Digital Health: 2017 Shaping Up To Be a Banner Year for VC Funding
By Davida Dinerman, MSL Boston
During the first half of 2017, investment in digital health start-ups shattered previous records with 188 digital health deals and $3.5 billion invested. The amount invested in the first half of 2017 was 82 percent of the total invested in 2016. There is also strong evidence that venture capitalists (VCs) are continuing to seek out the right companies to help finance.
In the past, there was a lot of talk about consumerism and patient-centered healthcare, however, a vacancy existed in the way of new approaches. The industry is now seeing the kinds of strategies required to meet the urgent needs of patients and exponentially transform healthcare for the better. Despite or because of the uncertainties in federal policy, VCs are seeing advancement in value-based care, patient experience, population health, and reduced per capita costs.
According to a new study from Rock Health, the top-funded categories for digital health are consumer health engagement; digital therapies; analytics/big data; digital diagnostics, personal health tools & tracking, and wearables/biosensing.
Outcome Health, in the consumer health engagement category, closed its first round of funding: a record $500M (on a $5B pre-money valuation) from growth investors including Goldman Sachs Investment Partners, CapitalG, and Leerink Transformation Partners. Peloton Interactive, a personal health tools company, raised a $325M Series E led by Wellington Management, Fidelity Investments, Kleiner Perkins, and True Ventures. Modernizing Medicine, which makes a mobile-based electronic health record for specialists, raised $231 million from global private equity firm Warburg Pincus.
In addition to private equity investors, there are a number of mergers and acquisitions and investment on the provider side. UPMC and Mayo Clinic invested in Certify (biometric solutions), Qrativ (AI platform and clinical data to identify treatments for rare diseases), AliveCor (personal health/digital diagnostics), and Sense.ly (consumer health engagement). Physicians are also investing in digital health. In June, CNBC.com featured a story titled, “Rich doctors are beginning to offer their time —and money— to health-tech start-ups.”
The provider-as-investor is a notable trend. Historically, providers were not early technology adopters. They are now recognizing the value of applications that not only solve their own challenges to pursue value-based care, apply data to improve patient outcomes, and build interoperability to help improve the industry overall.
Other notable transactions point to vendors’ holistic view of the healthcare IT space, and an eye on revenue potential, as they blend complementary technologies and services. McKesson led the largest acquisition of the quarter with its purchase of CoverMyMeds for $1.1 billion in an effort to strengthen McKesson’s technology products to pharmaceutical manufacturers, clinicians and payers, and secure patients’ access to their prescribed drugs. Smaller deals included DirectPath’s acquisition of Patient Care to expand DirectPath’s suite of healthcare engagement and compliance services to employers; and Mango Health’s $9 million financing from Express Scripts married gaming with medication management and adherence.

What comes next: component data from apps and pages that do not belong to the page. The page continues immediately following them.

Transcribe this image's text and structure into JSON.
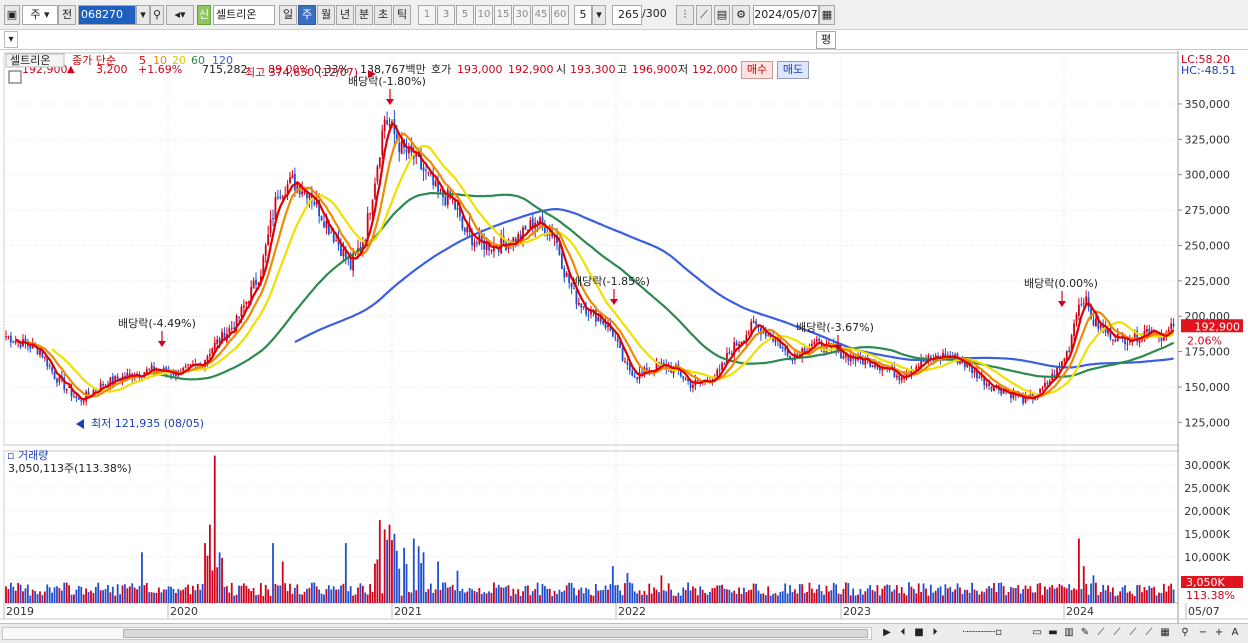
{
  "toolbar": {
    "market_label": "주",
    "prev_label": "전",
    "code": "068270",
    "stock_name": "셀트리온",
    "badge_new": "신",
    "periods": [
      "일",
      "주",
      "월",
      "년",
      "분",
      "초",
      "틱"
    ],
    "period_selected": "주",
    "intervals": [
      "1",
      "3",
      "5",
      "10",
      "15",
      "30",
      "45",
      "60"
    ],
    "interval_value": "5",
    "count": "265",
    "count_total": "/300",
    "date": "2024/05/07"
  },
  "quote": {
    "price": "192,900",
    "change": "3,200",
    "change_pct": "+1.69%",
    "volume": "715,282",
    "vol_ratio": "89.00%",
    "turnover": "0.33%",
    "amount": "138,767백만",
    "bid_label": "호가",
    "bid1": "193,000",
    "bid2": "192,900",
    "open_label": "시",
    "open": "193,300",
    "high_label": "고",
    "high": "196,900",
    "low_label": "저",
    "low": "192,000",
    "buy_label": "매수",
    "sell_label": "매도",
    "eval_label": "평"
  },
  "colors": {
    "up": "#d0021b",
    "down": "#1f4fd0",
    "ma5": "#e00000",
    "ma10": "#f08a00",
    "ma20": "#f0e000",
    "ma60": "#2c8a4e",
    "ma120": "#3a5fe0"
  },
  "chart_data": {
    "type": "candlestick",
    "title": "셀트리온",
    "legend": {
      "series_label": "종가 단순",
      "periods": [
        "5",
        "10",
        "20",
        "60",
        "120"
      ]
    },
    "top_right": {
      "lc": "LC:58.20",
      "hc": "HC:-48.51"
    },
    "x_labels": [
      "2019",
      "2020",
      "2021",
      "2022",
      "2023",
      "2024",
      "05/07"
    ],
    "y_labels": [
      "350,000",
      "325,000",
      "300,000",
      "275,000",
      "250,000",
      "225,000",
      "200,000",
      "175,000",
      "150,000",
      "125,000"
    ],
    "ylim": [
      109000,
      386000
    ],
    "last_price_label": "192,900",
    "last_pct_label": "2.06%",
    "annotations": {
      "high": "최고 374,650 (12/07)",
      "low": "최저 121,935 (08/05)",
      "dividends": [
        "배당락(-4.49%)",
        "배당락(-1.80%)",
        "배당락(-1.85%)",
        "배당락(-3.67%)",
        "배당락(0.00%)"
      ]
    },
    "anchors": [
      [
        0,
        186000
      ],
      [
        8,
        180000
      ],
      [
        14,
        176000
      ],
      [
        20,
        158000
      ],
      [
        30,
        140000
      ],
      [
        40,
        152000
      ],
      [
        50,
        158000
      ],
      [
        60,
        162000
      ],
      [
        70,
        160000
      ],
      [
        80,
        165000
      ],
      [
        85,
        178000
      ],
      [
        95,
        196000
      ],
      [
        105,
        232000
      ],
      [
        112,
        288000
      ],
      [
        118,
        295000
      ],
      [
        125,
        288000
      ],
      [
        130,
        272000
      ],
      [
        138,
        248000
      ],
      [
        142,
        235000
      ],
      [
        148,
        258000
      ],
      [
        152,
        298000
      ],
      [
        156,
        340000
      ],
      [
        158,
        335000
      ],
      [
        163,
        318000
      ],
      [
        168,
        312000
      ],
      [
        174,
        298000
      ],
      [
        178,
        286000
      ],
      [
        184,
        282000
      ],
      [
        188,
        262000
      ],
      [
        194,
        252000
      ],
      [
        200,
        250000
      ],
      [
        206,
        252000
      ],
      [
        212,
        256000
      ],
      [
        218,
        268000
      ],
      [
        222,
        262000
      ],
      [
        226,
        258000
      ],
      [
        230,
        232000
      ],
      [
        235,
        212000
      ],
      [
        240,
        204000
      ],
      [
        245,
        198000
      ],
      [
        250,
        188000
      ],
      [
        255,
        165000
      ],
      [
        260,
        158000
      ],
      [
        265,
        162000
      ],
      [
        270,
        165000
      ],
      [
        276,
        162000
      ],
      [
        282,
        152000
      ],
      [
        288,
        154000
      ],
      [
        294,
        160000
      ],
      [
        298,
        175000
      ],
      [
        304,
        186000
      ],
      [
        308,
        194000
      ],
      [
        312,
        190000
      ],
      [
        318,
        182000
      ],
      [
        322,
        172000
      ],
      [
        326,
        174000
      ],
      [
        332,
        181000
      ],
      [
        338,
        178000
      ],
      [
        344,
        174000
      ],
      [
        350,
        170000
      ],
      [
        356,
        168000
      ],
      [
        362,
        164000
      ],
      [
        368,
        158000
      ],
      [
        372,
        162000
      ],
      [
        378,
        168000
      ],
      [
        386,
        172000
      ],
      [
        392,
        170000
      ],
      [
        398,
        162000
      ],
      [
        404,
        153000
      ],
      [
        410,
        148000
      ],
      [
        416,
        144000
      ],
      [
        420,
        140000
      ],
      [
        426,
        146000
      ],
      [
        430,
        155000
      ],
      [
        434,
        164000
      ],
      [
        438,
        178000
      ],
      [
        441,
        205000
      ],
      [
        444,
        214000
      ],
      [
        448,
        196000
      ],
      [
        454,
        188000
      ],
      [
        460,
        184000
      ],
      [
        466,
        186000
      ],
      [
        472,
        192000
      ],
      [
        477,
        185000
      ],
      [
        481,
        192900
      ]
    ],
    "volume_labels": [
      "30,000K",
      "25,000K",
      "20,000K",
      "15,000K",
      "10,000K",
      "5,000K"
    ],
    "volume_title": "거래량",
    "volume_value": "3,050,113주(113.38%)",
    "volume_last_label": "3,050K",
    "volume_last_pct": "113.38%",
    "volume_ylim": [
      0,
      33000
    ]
  },
  "bottom": {
    "icons": [
      "▶",
      "⏮",
      "■",
      "⏭"
    ]
  }
}
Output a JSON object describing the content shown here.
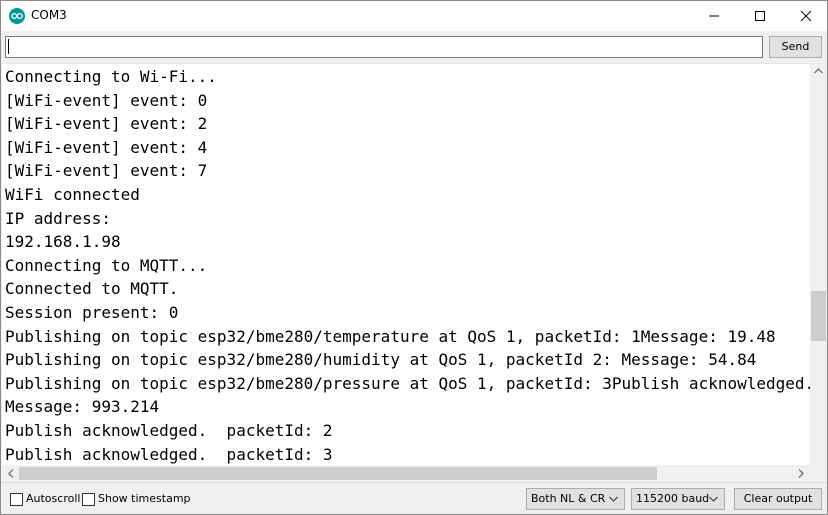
{
  "window": {
    "title": "COM3",
    "app_icon": "arduino-icon"
  },
  "input": {
    "value": "",
    "send_label": "Send"
  },
  "output": {
    "lines": [
      "Connecting to Wi-Fi...",
      "[WiFi-event] event: 0",
      "[WiFi-event] event: 2",
      "[WiFi-event] event: 4",
      "[WiFi-event] event: 7",
      "WiFi connected",
      "IP address:",
      "192.168.1.98",
      "Connecting to MQTT...",
      "Connected to MQTT.",
      "Session present: 0",
      "Publishing on topic esp32/bme280/temperature at QoS 1, packetId: 1Message: 19.48",
      "Publishing on topic esp32/bme280/humidity at QoS 1, packetId 2: Message: 54.84",
      "Publishing on topic esp32/bme280/pressure at QoS 1, packetId: 3Publish acknowledged.",
      "Message: 993.214",
      "Publish acknowledged.  packetId: 2",
      "Publish acknowledged.  packetId: 3"
    ]
  },
  "bottom": {
    "autoscroll_label": "Autoscroll",
    "autoscroll_checked": false,
    "timestamp_label": "Show timestamp",
    "timestamp_checked": false,
    "line_ending": "Both NL & CR",
    "baud": "115200 baud",
    "clear_label": "Clear output"
  }
}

All of this activity bodes well for companies in the digital health space. The best, most highly funded idea is only that until it’s coupled with a strategy to build and spread the story. That’s where an integrated marketing program comes in to help legitimize a new company and its executives, create excitement, and engage potential customers.
Weaving together earned media, influencer relations, content creation, event planning, digital and social media engagement helps boost awareness of the company’s vision, solutions and achievements.
Conference and event planning is another critical part of integrated marketing strategy. Many events offer excellent opportunities to facilitate networking and collaboration between start-ups, established companies, academics, government agencies, and investors. When I spoke with people from HIMSS last month, they talked about their collaboration with Health 2.0, an important resource for entrepreneurs looking to build their businesses and connect with potential investors. In addition to HIMSS18, digital health entrepreneurs should consider: J.P. Morgan Healthcare Conference (by invitation), Connected Health, Health Datapalooza, SXSW, Stanford Medicine X, and Forbes Healthcare Summit.
MSL has experience elevating visibility for digital health, med device and pharma clients at industry events. Our capabilities accommodate a range of budgets and can include: awards programs, social and digital campaigns, lead-gen focused content marketing, industry analyst relations – and, if you need it – advocacy and public affairs, corporate social responsibility, crisis communications and investor relations.
If you’re interested in building awareness for your brand and gaining a stronger voice in your market through an integrated marketing program, or you’ll be attending a conference and need support for planning and communications, contact Davida Dinerman at 781-684-0770 or email@example.com.
Davida Dinerman is a senior account supervisor and health IT sector deputy at MSL Boston.